“This Interlocal agreement brings together three city departments that all place a premium on training, education and safety.  Each community meets or exceeds specific federal, state and local laws and standards to ensure the public’s safety and welfare,” says Bohlen. “This gives us a high degree of confidence going into the formal agreement that it will be a positive move for residents and corporate citizens.”
Speaking on the relationship between the three cities, Public Services Director Allan E. Schneck of Rochester Hills, says there is a tradition of cooperation and the Cities shouldn’t be working in a vacuum when providing public works services to customers. 
“The Cities have historically been great partners and have provided assistance to each other in the past through verbal arrangements.  This agreement formalizes a process that is equitable, economically beneficial to all and further empowers us to collaborate on the effectiveness as well as the efficient delivery of public services,” concludes Schneck.
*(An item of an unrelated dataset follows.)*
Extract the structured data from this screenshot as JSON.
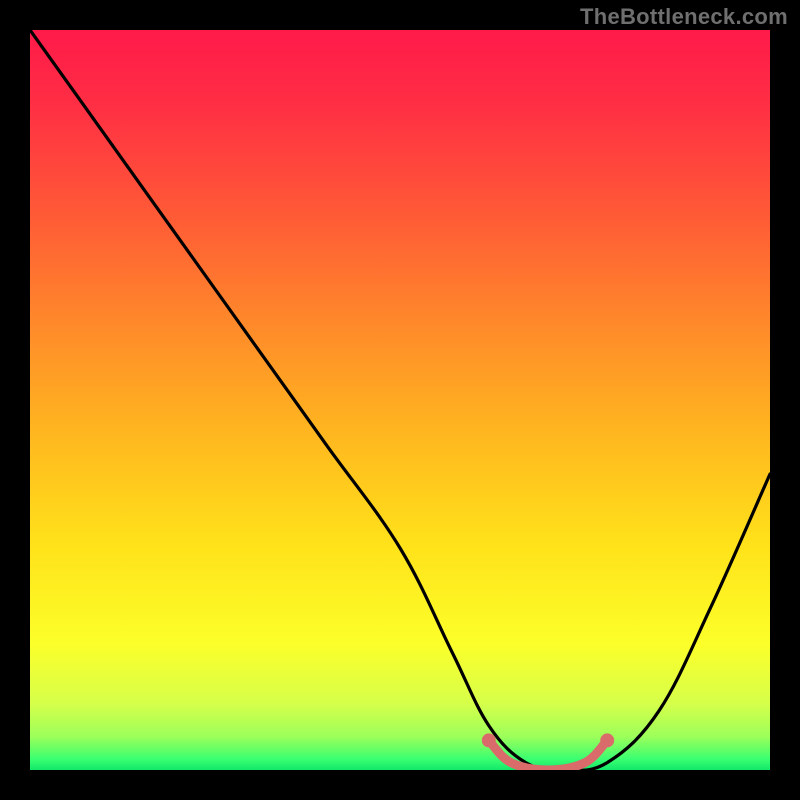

The Interlocal Service Agreement for public works is consistent with the efforts of the Tri-City Sustainability Advisory Committee, which was established in 2011. Comprised of citizens, city staff and elected officials from Auburn Hills, Rochester and Rochester Hills, the Tri-City Sustainability Advisory Committee is a partnership created to develop a sustainability plan that identifies avenues for the communities to collaborate, share resources and measure sustainability. The overarching goal of the Sustainability Advisory Committee is to ensure an ongoing high quality of life for all residents and a strong business climate for commerce.